To organize them in the online storage Pixily provides, you can either do a general search, say for "chicken," or label your recipes with as many different categories as you wish. So, a sloppy Joe recipe could be labeled under "slow-cooker meals," "budget dinners," "main dishes," and "ground beef."
"My wife and I are both cooks," says Mr. Thammineni, who is always asking himself at the grocery store, "What do I need?" Pixily provides iPhone interface so that "you can look at the entire recipe while you're in the store, buy all your ingredients right there."
However you choose to get organized, Sultzman says, do track down your family's heirloom recipes. "I didn't have the chance to get my grandmother's – they were all in her head," she says. The best way is to make the recipe with the relative, so that he or she can translate "a pinch of this" or "dash of that" into specific measurements.

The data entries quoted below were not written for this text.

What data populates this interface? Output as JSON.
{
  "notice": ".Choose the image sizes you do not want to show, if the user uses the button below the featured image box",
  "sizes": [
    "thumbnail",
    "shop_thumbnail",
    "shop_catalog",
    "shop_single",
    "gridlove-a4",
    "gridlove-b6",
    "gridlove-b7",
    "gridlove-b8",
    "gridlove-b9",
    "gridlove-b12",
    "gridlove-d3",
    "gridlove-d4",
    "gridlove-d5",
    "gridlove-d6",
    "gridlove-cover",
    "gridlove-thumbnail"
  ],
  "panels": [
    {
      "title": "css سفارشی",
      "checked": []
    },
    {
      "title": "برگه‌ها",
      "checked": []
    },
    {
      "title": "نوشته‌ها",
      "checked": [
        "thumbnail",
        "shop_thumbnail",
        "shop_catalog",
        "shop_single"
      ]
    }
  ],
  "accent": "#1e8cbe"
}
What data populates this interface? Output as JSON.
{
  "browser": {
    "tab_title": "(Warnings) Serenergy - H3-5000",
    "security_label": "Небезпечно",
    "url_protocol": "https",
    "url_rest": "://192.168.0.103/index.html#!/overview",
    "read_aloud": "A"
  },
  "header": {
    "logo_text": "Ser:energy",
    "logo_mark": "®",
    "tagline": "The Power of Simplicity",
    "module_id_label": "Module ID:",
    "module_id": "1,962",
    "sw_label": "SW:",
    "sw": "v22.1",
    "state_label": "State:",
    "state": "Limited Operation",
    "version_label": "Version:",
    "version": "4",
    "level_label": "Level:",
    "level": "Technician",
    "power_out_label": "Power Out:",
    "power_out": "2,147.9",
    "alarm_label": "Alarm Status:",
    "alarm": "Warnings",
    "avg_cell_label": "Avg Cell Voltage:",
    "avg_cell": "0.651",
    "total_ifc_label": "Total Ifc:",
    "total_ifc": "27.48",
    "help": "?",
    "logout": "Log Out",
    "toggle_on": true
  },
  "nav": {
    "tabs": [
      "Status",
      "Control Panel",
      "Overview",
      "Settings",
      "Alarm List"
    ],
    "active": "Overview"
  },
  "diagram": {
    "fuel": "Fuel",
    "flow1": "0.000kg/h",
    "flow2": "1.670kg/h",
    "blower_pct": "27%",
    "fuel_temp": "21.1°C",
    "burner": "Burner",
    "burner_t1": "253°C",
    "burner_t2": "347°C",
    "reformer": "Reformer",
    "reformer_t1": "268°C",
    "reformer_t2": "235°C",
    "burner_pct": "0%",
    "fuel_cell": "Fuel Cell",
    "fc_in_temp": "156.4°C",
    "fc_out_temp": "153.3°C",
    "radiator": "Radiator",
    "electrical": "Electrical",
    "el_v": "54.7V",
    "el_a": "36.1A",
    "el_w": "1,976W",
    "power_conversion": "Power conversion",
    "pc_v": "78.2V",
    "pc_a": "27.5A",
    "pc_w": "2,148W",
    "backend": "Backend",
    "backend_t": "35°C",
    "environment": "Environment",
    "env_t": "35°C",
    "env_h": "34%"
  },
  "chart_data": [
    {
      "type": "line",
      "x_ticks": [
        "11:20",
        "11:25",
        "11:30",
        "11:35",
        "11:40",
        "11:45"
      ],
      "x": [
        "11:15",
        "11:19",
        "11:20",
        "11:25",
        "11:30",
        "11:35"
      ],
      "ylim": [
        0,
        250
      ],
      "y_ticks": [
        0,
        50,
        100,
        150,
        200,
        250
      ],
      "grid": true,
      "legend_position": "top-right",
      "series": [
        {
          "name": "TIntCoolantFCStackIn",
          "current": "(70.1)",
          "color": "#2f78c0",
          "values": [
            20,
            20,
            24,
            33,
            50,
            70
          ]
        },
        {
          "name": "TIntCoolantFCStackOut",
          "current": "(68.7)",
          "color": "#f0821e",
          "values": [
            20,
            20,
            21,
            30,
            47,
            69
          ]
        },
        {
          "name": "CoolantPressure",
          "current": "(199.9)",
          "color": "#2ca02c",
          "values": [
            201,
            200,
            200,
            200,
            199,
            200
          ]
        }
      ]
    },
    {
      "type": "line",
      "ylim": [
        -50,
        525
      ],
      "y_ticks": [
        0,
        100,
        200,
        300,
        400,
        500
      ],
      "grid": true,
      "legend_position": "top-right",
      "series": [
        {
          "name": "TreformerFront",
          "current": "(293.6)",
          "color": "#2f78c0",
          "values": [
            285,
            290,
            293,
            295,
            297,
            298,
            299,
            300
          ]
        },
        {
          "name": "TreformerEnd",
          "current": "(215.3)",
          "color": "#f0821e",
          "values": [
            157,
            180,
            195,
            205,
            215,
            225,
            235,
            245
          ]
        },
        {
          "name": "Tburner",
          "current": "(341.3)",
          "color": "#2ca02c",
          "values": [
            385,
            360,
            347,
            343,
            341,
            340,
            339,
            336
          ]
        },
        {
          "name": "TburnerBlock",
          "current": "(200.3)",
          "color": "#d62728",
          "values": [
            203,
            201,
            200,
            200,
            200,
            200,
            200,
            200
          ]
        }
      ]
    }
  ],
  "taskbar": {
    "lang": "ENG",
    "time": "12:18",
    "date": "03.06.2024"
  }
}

"I can't stress enough," Sultzman says, "it's so important to get your grandmother's recipes or your aunt's recipes." For her, the recipe with the most childhood associations "was my grandmother's chocolate pie. We had that every time we went to her house. Luckily, that was the one recipe that I got. Every time I make it, it brings back memories."
Memories are precisely what brought Judy Bastian of Cornelius, N.C., to Sultzman. "I had Pam do a family cookbook for me," says the project manager for Wachovia Bank. "I have seven brothers. I had them all send pictures and favorite recipes to Pam." The memory cookbooks, which were dedicated to a relative who had passed on, were given to every family member as Christmas presents.
"We have recipes that go back generations," says Ms. Bastian. Family heirlooms include her dad's fried rice and a "burnt sugar cake" recipe that dates to the 1930s.The most prized, though, may be her mother's homemade egg noodles. "My granddaughter now helps to make them. It's a lost art. Nothing beats homemade egg noodles."